(Stored dataset items)

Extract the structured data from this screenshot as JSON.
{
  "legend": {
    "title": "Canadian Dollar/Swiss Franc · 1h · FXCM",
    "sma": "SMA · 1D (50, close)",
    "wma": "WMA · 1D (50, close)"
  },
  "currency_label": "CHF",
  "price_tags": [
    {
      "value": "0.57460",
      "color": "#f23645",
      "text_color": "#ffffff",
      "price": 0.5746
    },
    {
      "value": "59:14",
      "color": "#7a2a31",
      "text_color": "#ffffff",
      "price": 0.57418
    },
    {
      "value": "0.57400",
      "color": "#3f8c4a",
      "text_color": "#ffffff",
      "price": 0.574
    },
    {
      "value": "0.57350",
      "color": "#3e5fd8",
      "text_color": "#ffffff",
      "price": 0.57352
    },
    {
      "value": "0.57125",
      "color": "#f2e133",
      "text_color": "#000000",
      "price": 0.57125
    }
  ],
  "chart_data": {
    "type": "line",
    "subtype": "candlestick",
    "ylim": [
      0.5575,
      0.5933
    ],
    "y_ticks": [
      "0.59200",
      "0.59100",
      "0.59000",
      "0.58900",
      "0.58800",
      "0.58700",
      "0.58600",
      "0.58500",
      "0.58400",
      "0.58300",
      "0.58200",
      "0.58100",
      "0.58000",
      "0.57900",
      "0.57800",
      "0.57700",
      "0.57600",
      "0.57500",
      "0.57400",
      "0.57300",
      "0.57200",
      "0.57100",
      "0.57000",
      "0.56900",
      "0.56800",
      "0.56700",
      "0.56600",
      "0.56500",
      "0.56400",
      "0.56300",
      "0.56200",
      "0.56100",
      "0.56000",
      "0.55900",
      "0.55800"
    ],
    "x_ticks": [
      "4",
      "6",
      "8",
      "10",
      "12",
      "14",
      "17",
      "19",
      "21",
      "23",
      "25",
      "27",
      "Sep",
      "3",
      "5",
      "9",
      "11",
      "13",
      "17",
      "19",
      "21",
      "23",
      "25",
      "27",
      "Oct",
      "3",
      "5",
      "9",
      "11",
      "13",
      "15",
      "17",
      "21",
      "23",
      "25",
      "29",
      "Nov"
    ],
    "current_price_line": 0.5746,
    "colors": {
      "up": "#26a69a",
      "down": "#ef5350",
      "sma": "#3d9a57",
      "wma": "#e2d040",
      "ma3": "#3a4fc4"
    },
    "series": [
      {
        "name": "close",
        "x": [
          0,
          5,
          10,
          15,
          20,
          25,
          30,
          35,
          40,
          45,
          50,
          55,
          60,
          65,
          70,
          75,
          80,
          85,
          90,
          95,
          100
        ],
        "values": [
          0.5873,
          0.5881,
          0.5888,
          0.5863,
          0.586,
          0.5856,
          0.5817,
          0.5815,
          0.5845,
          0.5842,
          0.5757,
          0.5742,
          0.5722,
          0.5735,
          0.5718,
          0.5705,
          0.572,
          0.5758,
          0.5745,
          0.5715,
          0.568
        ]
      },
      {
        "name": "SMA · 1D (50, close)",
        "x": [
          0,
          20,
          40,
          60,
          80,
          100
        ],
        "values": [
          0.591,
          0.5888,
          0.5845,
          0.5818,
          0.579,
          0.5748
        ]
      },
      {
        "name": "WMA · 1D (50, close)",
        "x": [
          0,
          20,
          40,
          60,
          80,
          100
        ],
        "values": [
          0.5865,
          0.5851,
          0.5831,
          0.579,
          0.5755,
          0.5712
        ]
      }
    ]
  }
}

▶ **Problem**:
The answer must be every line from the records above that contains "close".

▶ **Worked solution**:
    "sma": "SMA · 1D (50, close)",
    "wma": "WMA · 1D (50, close)"
        "name": "close",
        "name": "SMA · 1D (50, close)",
        "name": "WMA · 1D (50, close)",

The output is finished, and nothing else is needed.